**TASK PROMPT**. An exact reproduction of the listing is wanted, with the pictures dropped.
---+---
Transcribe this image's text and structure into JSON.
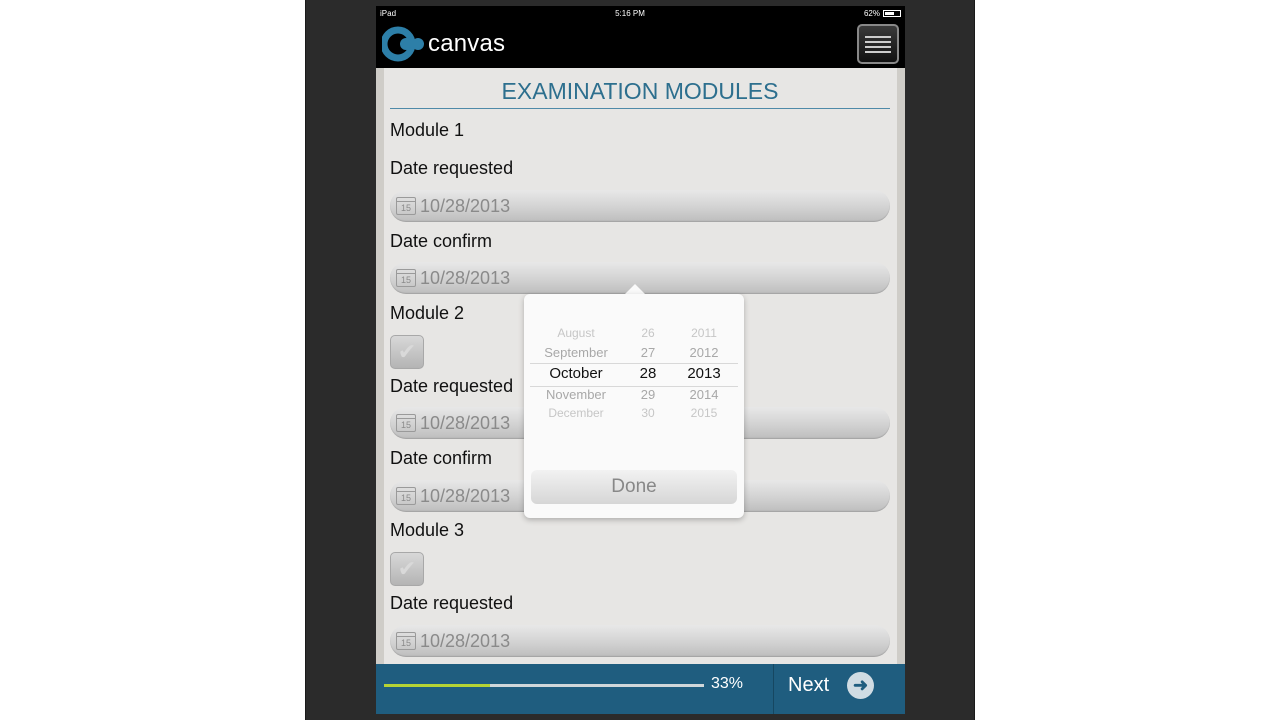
{
  "status_bar": {
    "device": "iPad",
    "time": "5:16 PM",
    "battery": "62%",
    "battery_level": 0.62
  },
  "app": {
    "logo_text": "canvas"
  },
  "page": {
    "title": "EXAMINATION MODULES"
  },
  "modules": [
    {
      "title": "Module 1",
      "has_checkbox": false,
      "fields": [
        {
          "label": "Date requested",
          "value": "10/28/2013"
        },
        {
          "label": "Date confirm",
          "value": "10/28/2013"
        }
      ]
    },
    {
      "title": "Module 2",
      "has_checkbox": true,
      "fields": [
        {
          "label": "Date requested",
          "value": "10/28/2013"
        },
        {
          "label": "Date confirm",
          "value": "10/28/2013"
        }
      ]
    },
    {
      "title": "Module 3",
      "has_checkbox": true,
      "fields": [
        {
          "label": "Date requested",
          "value": "10/28/2013"
        }
      ]
    }
  ],
  "calendar_icon_text": "15",
  "date_picker": {
    "months": [
      "August",
      "September",
      "October",
      "November",
      "December"
    ],
    "days": [
      "26",
      "27",
      "28",
      "29",
      "30"
    ],
    "years": [
      "2011",
      "2012",
      "2013",
      "2014",
      "2015"
    ],
    "selected": {
      "month": "October",
      "day": "28",
      "year": "2013"
    },
    "done_label": "Done"
  },
  "footer": {
    "progress": 0.33,
    "progress_label": "33%",
    "next_label": "Next"
  },
  "colors": {
    "accent": "#2d6f8e",
    "footer_bg": "#1f5d7f",
    "progress_fill": "#b5d334"
  },
  "icons": {
    "menu": "hamburger-menu-icon",
    "next": "arrow-right-circle-icon",
    "calendar": "calendar-icon",
    "check": "checkmark-icon"
  }
}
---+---
**SOLUTION BELOW**.
Transcribe this image's text and structure into JSON.
{
  "status_bar": {
    "device": "iPad",
    "time": "5:16 PM",
    "battery": "62%",
    "battery_level": 0.62
  },
  "app": {
    "logo_text": "canvas"
  },
  "page": {
    "title": "EXAMINATION MODULES"
  },
  "modules": [
    {
      "title": "Module 1",
      "has_checkbox": false,
      "fields": [
        {
          "label": "Date requested",
          "value": "10/28/2013"
        },
        {
          "label": "Date confirm",
          "value": "10/28/2013"
        }
      ]
    },
    {
      "title": "Module 2",
      "has_checkbox": true,
      "fields": [
        {
          "label": "Date requested",
          "value": "10/28/2013"
        },
        {
          "label": "Date confirm",
          "value": "10/28/2013"
        }
      ]
    },
    {
      "title": "Module 3",
      "has_checkbox": true,
      "fields": [
        {
          "label": "Date requested",
          "value": "10/28/2013"
        }
      ]
    }
  ],
  "calendar_icon_text": "15",
  "date_picker": {
    "months": [
      "August",
      "September",
      "October",
      "November",
      "December"
    ],
    "days": [
      "26",
      "27",
      "28",
      "29",
      "30"
    ],
    "years": [
      "2011",
      "2012",
      "2013",
      "2014",
      "2015"
    ],
    "selected": {
      "month": "October",
      "day": "28",
      "year": "2013"
    },
    "done_label": "Done"
  },
  "footer": {
    "progress": 0.33,
    "progress_label": "33%",
    "next_label": "Next"
  },
  "colors": {
    "accent": "#2d6f8e",
    "footer_bg": "#1f5d7f",
    "progress_fill": "#b5d334"
  },
  "icons": {
    "menu": "hamburger-menu-icon",
    "next": "arrow-right-circle-icon",
    "calendar": "calendar-icon",
    "check": "checkmark-icon"
  }
}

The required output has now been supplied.